» **EXERCISE DIRECTIONS**
Before you reproduce the entries that follow, strip out any image they contain and keep the rest exact.

(Dataset rows describing interfaces)

*** Begin section ***

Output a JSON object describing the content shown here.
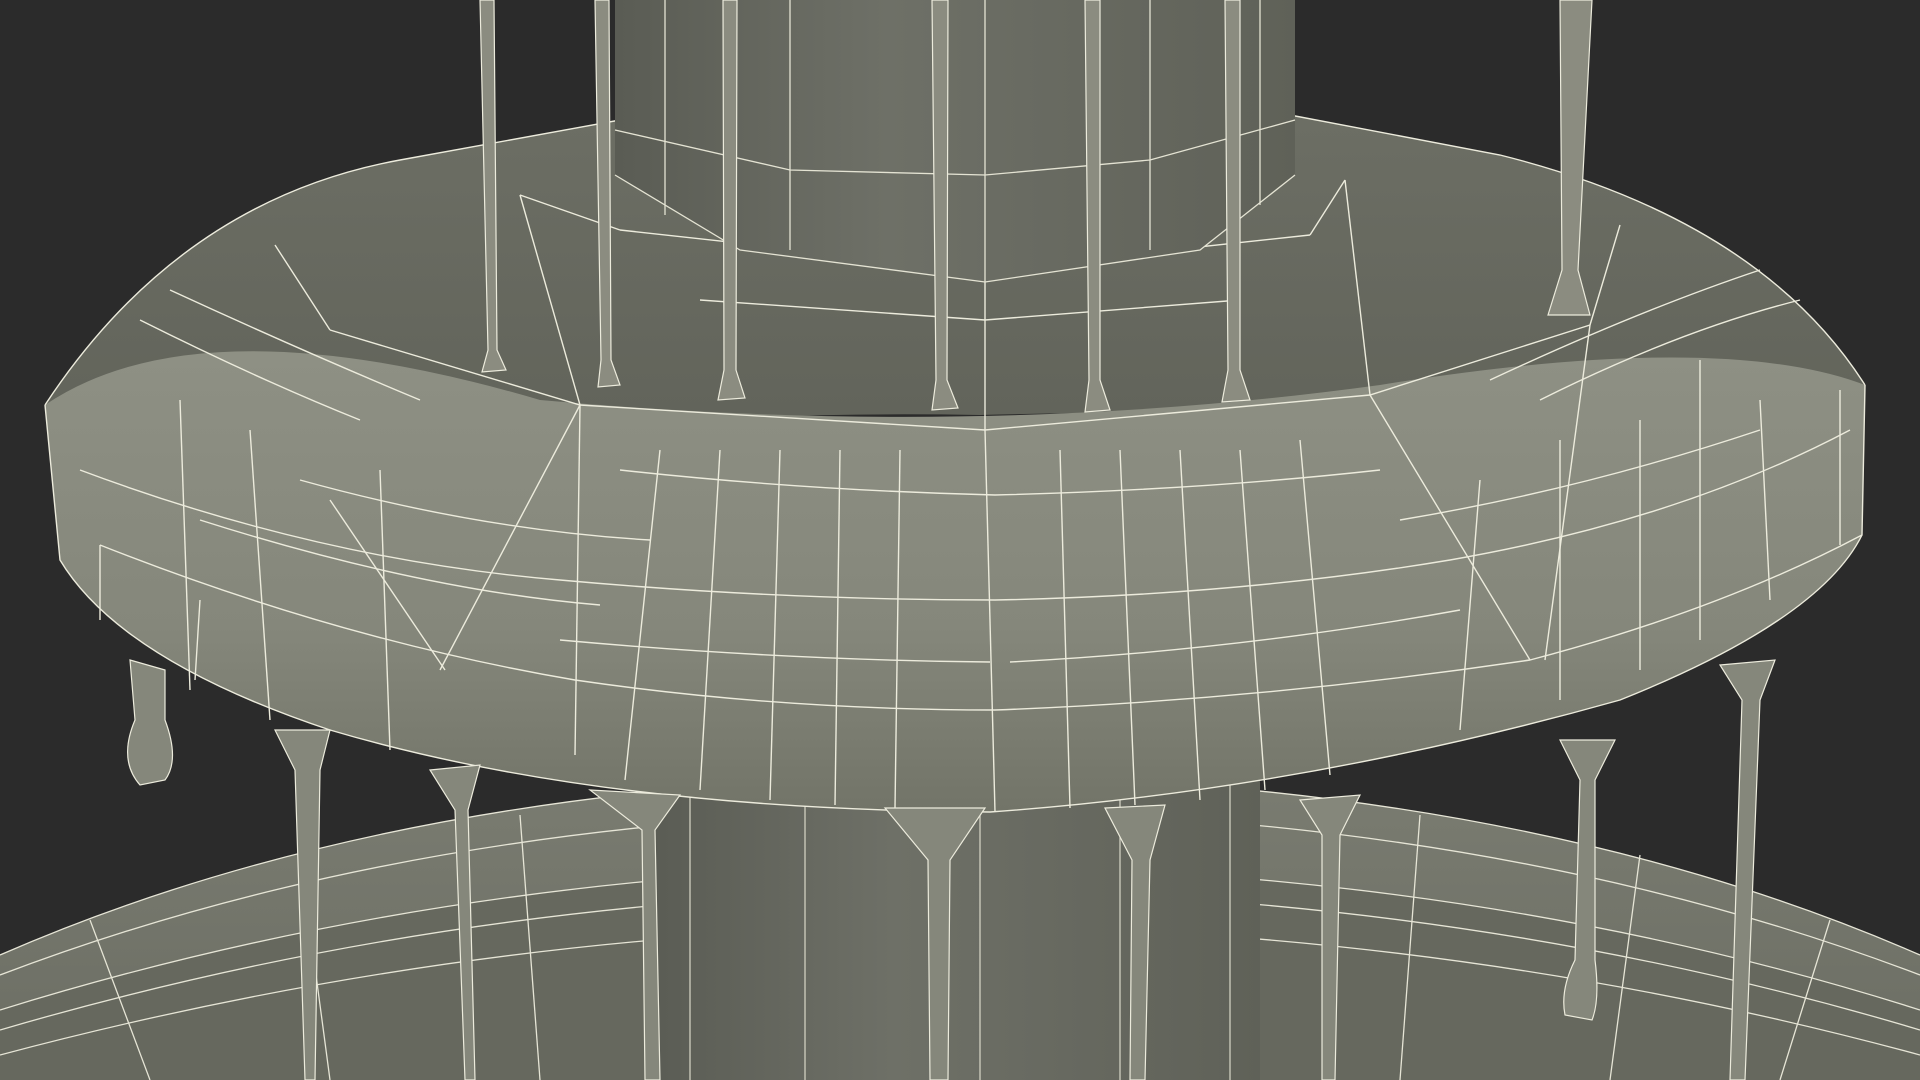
{
  "scene": {
    "subject": "fountain-wireframe-render",
    "colors": {
      "background": "#2b2b2b",
      "surface_light": "#8a8b7f",
      "surface_mid": "#74766b",
      "surface_dark": "#5d5f56",
      "wire": "#ecebdc"
    }
  }
}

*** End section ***

» **YOUR SOLUTION**
Output a JSON object describing the content shown here.
{
  "scene": {
    "subject": "fountain-wireframe-render",
    "colors": {
      "background": "#2b2b2b",
      "surface_light": "#8a8b7f",
      "surface_mid": "#74766b",
      "surface_dark": "#5d5f56",
      "wire": "#ecebdc"
    }
  }
}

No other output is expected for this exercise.